■ **EXERCISE**
Extract the full listing below without altering a single character.

── TASK INPUT

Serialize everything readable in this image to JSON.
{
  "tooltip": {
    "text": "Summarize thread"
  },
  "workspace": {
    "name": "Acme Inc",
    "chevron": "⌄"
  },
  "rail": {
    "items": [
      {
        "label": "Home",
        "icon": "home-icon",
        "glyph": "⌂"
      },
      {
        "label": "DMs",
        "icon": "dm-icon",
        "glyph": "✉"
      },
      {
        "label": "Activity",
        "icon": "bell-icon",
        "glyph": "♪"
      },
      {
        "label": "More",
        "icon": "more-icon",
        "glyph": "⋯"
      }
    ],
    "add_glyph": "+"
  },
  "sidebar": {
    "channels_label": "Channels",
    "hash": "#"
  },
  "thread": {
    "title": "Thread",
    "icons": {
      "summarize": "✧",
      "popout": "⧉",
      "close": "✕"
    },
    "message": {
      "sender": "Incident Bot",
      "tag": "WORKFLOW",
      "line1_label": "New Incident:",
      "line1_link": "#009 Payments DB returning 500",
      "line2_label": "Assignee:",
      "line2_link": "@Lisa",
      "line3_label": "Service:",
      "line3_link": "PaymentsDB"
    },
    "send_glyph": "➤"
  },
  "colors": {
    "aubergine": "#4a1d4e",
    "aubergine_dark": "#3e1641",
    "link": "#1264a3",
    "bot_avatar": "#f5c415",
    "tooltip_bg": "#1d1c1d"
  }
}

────

■ **YOUR RESPONSE**
Serialize everything readable in this image to JSON.
{
  "tooltip": {
    "text": "Summarize thread"
  },
  "workspace": {
    "name": "Acme Inc",
    "chevron": "⌄"
  },
  "rail": {
    "items": [
      {
        "label": "Home",
        "icon": "home-icon",
        "glyph": "⌂"
      },
      {
        "label": "DMs",
        "icon": "dm-icon",
        "glyph": "✉"
      },
      {
        "label": "Activity",
        "icon": "bell-icon",
        "glyph": "♪"
      },
      {
        "label": "More",
        "icon": "more-icon",
        "glyph": "⋯"
      }
    ],
    "add_glyph": "+"
  },
  "sidebar": {
    "channels_label": "Channels",
    "hash": "#"
  },
  "thread": {
    "title": "Thread",
    "icons": {
      "summarize": "✧",
      "popout": "⧉",
      "close": "✕"
    },
    "message": {
      "sender": "Incident Bot",
      "tag": "WORKFLOW",
      "line1_label": "New Incident:",
      "line1_link": "#009 Payments DB returning 500",
      "line2_label": "Assignee:",
      "line2_link": "@Lisa",
      "line3_label": "Service:",
      "line3_link": "PaymentsDB"
    },
    "send_glyph": "➤"
  },
  "colors": {
    "aubergine": "#4a1d4e",
    "aubergine_dark": "#3e1641",
    "link": "#1264a3",
    "bot_avatar": "#f5c415",
    "tooltip_bg": "#1d1c1d"
  }
}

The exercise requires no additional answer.